HONG KONG: The $2.5 trillion combined bailout of Western financial institutions may have eased the crisis, but it has done rather less to assure the creditor nations of the East that their holdings are safe from erosion by money-printing central banks. Indeed events have aroused the resentment that surfaced during the Asian crisis a decade ago at a global financial architecture perceived, with some justice, to be weighted against Asians.
The deputy governor of China's central bank, Yi Gang, recently castigated the International Monetary Fund for its almost total failure to put any teeth into surveillance of those countries - the United States, Britain, EU member states, Switzerland and Japan - enjoying the reserve-currency status that makes it easier to run deficits. As he rightly noted, "weak financial-policy discipline resulted in excess global liquidity and disorderly capital flows."
This should not be news. The unwillingness of the IMF to try to discipline these countries - America and Britain in particular - has been remarked upon often enough in these columns. It now makes a particularly poignant contrast to the IMF's zeal for dispatching experts from Washington to discipline other countries' economies - developing ones in particular. The humiliation of President Suharto of Indonesia in 1998 by the head of the IMF, Michel Camdessus, is not forgotten in Asia.
Asian (and a few other) major creditor nations now face many challenges. Perhaps the most immediate is whether the blanket guarantees offered to Western banks by their governments will set off a drain of capital as money moves from banks in other regions still operating under free-market principles that will have to compete with the now-partly-socialized systems of the West.
China, Taiwan, Singapore, Hong Kong have the fiscal and foreign-reserve capacity to defend themselves, but other economies may be more vulnerable. Given that foreign-exchange controls are undesirable and difficult to implement, Asia will need to see agreements between central banks on currency swaps to defend its currencies.
There is also the question of whether creditor nations should continue to accumulate ballooning Western government debt. If the U.S. really returns to fiscal discipline, this problem may solve itself. Consumer demand for imports will fall rapidly, savings will rise and Asian surpluses will fall dramatically. A serious recession in 2009 in the United States may not be inevitable, but it is necessary to restore equilibrium.

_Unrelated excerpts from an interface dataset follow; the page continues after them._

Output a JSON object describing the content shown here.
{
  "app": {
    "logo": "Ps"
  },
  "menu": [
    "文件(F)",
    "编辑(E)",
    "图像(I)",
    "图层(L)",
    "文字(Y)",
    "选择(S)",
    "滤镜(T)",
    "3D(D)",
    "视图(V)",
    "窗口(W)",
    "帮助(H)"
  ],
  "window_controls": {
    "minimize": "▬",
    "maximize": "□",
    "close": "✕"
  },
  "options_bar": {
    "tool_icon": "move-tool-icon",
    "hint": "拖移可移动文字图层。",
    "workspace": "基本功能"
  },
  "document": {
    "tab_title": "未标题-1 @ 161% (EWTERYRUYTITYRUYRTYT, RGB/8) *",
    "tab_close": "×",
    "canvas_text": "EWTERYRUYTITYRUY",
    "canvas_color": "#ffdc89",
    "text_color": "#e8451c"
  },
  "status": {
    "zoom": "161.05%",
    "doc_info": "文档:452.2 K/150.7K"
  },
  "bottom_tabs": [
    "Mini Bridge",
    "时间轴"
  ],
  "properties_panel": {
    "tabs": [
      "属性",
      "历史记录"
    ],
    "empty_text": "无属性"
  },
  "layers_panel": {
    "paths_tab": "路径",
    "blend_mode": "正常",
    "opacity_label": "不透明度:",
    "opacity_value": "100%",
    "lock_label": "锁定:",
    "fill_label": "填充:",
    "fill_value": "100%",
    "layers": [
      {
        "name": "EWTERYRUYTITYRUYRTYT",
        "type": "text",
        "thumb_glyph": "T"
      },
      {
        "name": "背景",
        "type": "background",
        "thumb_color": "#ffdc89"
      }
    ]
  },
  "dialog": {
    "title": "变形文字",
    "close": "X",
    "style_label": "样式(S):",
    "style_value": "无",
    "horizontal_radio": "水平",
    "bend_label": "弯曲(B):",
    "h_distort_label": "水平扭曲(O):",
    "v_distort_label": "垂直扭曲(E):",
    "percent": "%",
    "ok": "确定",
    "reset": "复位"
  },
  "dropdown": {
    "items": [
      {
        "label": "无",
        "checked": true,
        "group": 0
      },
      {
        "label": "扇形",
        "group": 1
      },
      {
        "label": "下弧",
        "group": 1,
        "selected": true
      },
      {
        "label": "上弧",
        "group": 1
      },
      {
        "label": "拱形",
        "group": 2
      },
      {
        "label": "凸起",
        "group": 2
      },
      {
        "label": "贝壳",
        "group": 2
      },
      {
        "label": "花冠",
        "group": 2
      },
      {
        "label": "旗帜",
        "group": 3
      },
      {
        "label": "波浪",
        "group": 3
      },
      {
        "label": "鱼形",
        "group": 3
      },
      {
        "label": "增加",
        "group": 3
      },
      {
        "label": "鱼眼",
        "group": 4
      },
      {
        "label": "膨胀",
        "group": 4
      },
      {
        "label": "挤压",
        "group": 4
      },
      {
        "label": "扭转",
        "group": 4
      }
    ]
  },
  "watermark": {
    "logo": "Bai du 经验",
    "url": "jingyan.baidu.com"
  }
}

The alternative, from a creditor-nation perspective, is that in an effort to achieve a soft landing for the United States, the mix of fiscal deficits and continuation of very low interest rates will assure continued inflation and erosion of the real value of U.S. debt. In which case creditor nations will have to make a choice between buying more bonds or seeing the U.S. currency slide further, eroding the value of their existing holdings and further crimping their exports.
For the longer term, there is the issue of what can be done to end the perceived institutional bias of the IMF, and give creditor nations a much larger say in its activities. Recent events have shown a remarkable divide between endless, often inaccurate and alarmist reports appearing in the Western financial media about South Korea's situation - the woes of its banks and the threats of a repeat of the Asian crisis - and coverage of Australia. Unlike South Korea, this "lucky country" continues to receive almost nothing but praise. Take for example the IMF report in September praising Australia's "sound macroeconomic policies." That report was issued despite the country's huge current account deficit (which remains at 5 percent of GDP), five years of rising commodity export prices, minimal foreign-exchange reserves, very high household debt and net foreign debt of $600 billion Australian dollars, or 65 percent of GDP.
South Korea's foreign reserves are six times larger, its current account deficit just one third of Australia's, its household debt just half that of Australia. Its foreign debts are roughly matched by its foreign assets.
Australia's situation - and indeed that of New Zealand - should actually be viewed as more perilous than that of South Korea. But as many Asians see it, the IMF and the London and New York capital markets have one rule for the old, rich, English-speaking nations and another for Asian upstarts. Doing something about that, however, requires a degree of solidarity not yet evident in the region.